silenceIn July 2012, the National Labor Relations Board (“NLRB”) ruled that a blanket policy requiring confidentiality during all internal workplace investigations violates employees’ rights under Section 7 of the National Labor Relations Act (“NLRA”). The ruling represented a somewhat conflicting position, because one of the primary reasons confidentiality provisions were put in place was to protect employees and witnesses from retaliation.

This past week, the NLRB released an a memorandum that provides guidance on what it considers permissible confidentiality policies in workplace investigations. The NLRB’s memo suggests that, rather than using language that requires all investigations mandate confidentiality, policies should use the following language:

[Employer] may decide in some circumstances that in order to [protect the integrity of an investigation and to protect witnesses from harassment/retaliation], we must maintain the investigation and our role in it in strict confidence. If [Employer] reasonably imposes such a requirement and we do not maintain such confidentiality, we may be subject to disciplinary action up to and including immediate termination.

Confidentiality in employer investigations is key in order to protect both the employer and the employee. For that reason, a confidentiality provision that has actual force to it is necessary. However, at the same time, avoiding the scrutiny of the NLRB is also very important. For that reason, employers should consider reviewing and modifying their current policies to conform with the language suggested in the NLRB’s memorandum.

Furthermore, as we suggested in our prior coverage of this issue, before prohibiting employees from discussing pending investigations, employers must consider whether there is a real need for confidentiality based on risks of witness coercion, destruction of evidence, or other legitimate business concerns. Blanket prohibitions against discussion of internal investigations without this type of individualized assessment will likely violate Section 7 of the NLRA.

Undocumented Workers May Recover Backwages under the FLSA

Posted on: March 13th, 2013

By: Marty Heller

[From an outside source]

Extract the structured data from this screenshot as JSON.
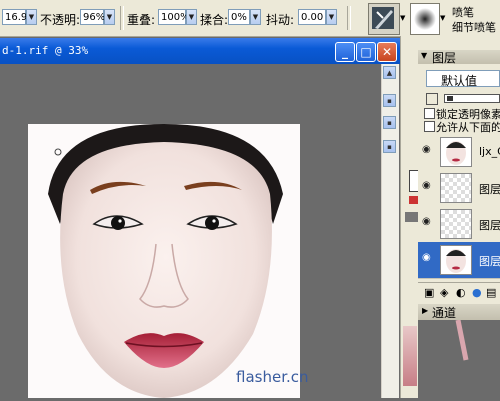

backwagesOn March 6, 2013, the Eleventh Circuit reaffirmed its prior holding that undocumented workers from foreign countries may recover backwages under the Fair Labor Standards Act (FLSA). In Lamonica v. Safe Hurrican Shutters, Inc., the Defendants argued that the Supreme Court decision Hoffman Plastic Compounds, Inc. v. NLRB, 535 U.S. 137, 138-52 (2002), which found that the National Labor Relations Board (NLRB) could not award backpay to undocumented aliens who are terminated in violation of the NLRB, effectively over-ruled prior Eleventh Circuit precedent on this issue. The Eleventh Circuit disagreed, ruling that an undocumented alien still is an “employee” under the FLSA and the statute does not allow any discretion to courts to determine the appropriate remedy for FLSA violations, because an employer who violates the minimum wage or overtime requirements of the FLSA “shall be liable to the employee or employees affected in the amount of their unpaid minimum wages, or their unpaid overtime compensation, as the case may be, and in an additional equal amount as liquidated damages.” 29 U.S.C. § 216(b). The court also noted that awarding backpay to undocumented aliens is consistent with the policies underlying the Immigration Reform and Control Act of 1986, because an award of backpay under the FLSA (unlike an award for backpay under the NLRA) covers work already performed by the employee.